def copy_big_file(srcname, dstname):
	hin= win32file.CreateFile(
		srcname,
		win32file.GENERIC_READ,
		0, # win32file.FILE_SHARE_READ,
		None,
		win32file.OPEN_EXISTING,
		win32file.FILE_FLAG_SEQUENTIAL_SCAN,
		0)
##	print "type of hin=%r" % type(hin)
	hou= win32file.CreateFile(
		dstname,
		win32file.GENERIC_WRITE,
		0, # win32file.FILE_SHARE_READ,
		None,
		win32file.CREATE_ALWAYS,
		win32file.FILE_FLAG_SEQUENTIAL_SCAN,
		0)
	while 1:
		rc, buffer= win32file.ReadFile(hin, 65536)
		if not buffer: break
		if rc == 0:
			win32file.WriteFile(hou, buffer)
		else:
			print "rc=%d" % rc
			break
	hin.Close()
	hou.Close()

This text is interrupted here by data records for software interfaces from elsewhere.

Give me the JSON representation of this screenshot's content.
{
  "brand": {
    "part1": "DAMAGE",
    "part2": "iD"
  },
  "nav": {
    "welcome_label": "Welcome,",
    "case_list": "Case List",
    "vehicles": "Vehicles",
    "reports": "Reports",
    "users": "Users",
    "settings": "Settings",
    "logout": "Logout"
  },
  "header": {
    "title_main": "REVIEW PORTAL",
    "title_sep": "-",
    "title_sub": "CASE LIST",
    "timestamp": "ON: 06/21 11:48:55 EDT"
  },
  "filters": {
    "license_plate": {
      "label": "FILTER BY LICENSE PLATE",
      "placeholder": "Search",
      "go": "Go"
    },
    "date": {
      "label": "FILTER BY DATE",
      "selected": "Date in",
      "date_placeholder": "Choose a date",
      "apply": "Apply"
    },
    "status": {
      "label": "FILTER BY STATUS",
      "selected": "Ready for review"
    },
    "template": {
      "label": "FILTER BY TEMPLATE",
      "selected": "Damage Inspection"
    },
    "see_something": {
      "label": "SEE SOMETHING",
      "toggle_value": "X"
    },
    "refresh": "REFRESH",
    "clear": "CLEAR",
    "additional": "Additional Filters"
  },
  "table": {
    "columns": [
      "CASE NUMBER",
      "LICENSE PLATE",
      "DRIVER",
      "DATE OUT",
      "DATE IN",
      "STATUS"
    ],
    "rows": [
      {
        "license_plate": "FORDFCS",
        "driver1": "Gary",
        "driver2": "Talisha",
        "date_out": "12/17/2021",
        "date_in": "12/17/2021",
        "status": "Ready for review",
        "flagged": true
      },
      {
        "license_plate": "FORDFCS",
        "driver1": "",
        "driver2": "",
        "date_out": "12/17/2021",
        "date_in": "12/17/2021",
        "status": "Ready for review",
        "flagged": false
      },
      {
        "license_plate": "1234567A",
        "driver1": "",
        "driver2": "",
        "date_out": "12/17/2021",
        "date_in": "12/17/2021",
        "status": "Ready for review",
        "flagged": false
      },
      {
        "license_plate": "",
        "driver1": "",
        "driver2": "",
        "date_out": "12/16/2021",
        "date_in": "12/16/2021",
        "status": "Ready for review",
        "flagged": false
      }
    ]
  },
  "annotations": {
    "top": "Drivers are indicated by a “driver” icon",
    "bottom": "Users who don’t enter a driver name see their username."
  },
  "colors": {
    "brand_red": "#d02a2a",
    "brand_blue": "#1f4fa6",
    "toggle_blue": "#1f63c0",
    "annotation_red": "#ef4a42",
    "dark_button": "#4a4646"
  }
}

Copying files around won't swap out all your running applications from now on :)

Create a command line script or embed it in your GUI file browser.

Reference: http://support.microsoft.com/default.aspx?scid=kb;EN-US;98756

1 comment

Kai Duebbert 14 years, 10 months ago  # | flag

Not quite sure what's better than win32file.CopyFile. I've tried this function and did some benchmarks with a 5GB file. The win32file.CopyFile function was consistently 40-50% faster than this function and over 300% faster than shutil.copyfile.

In which situations is your function faster than win32file.CopyFile?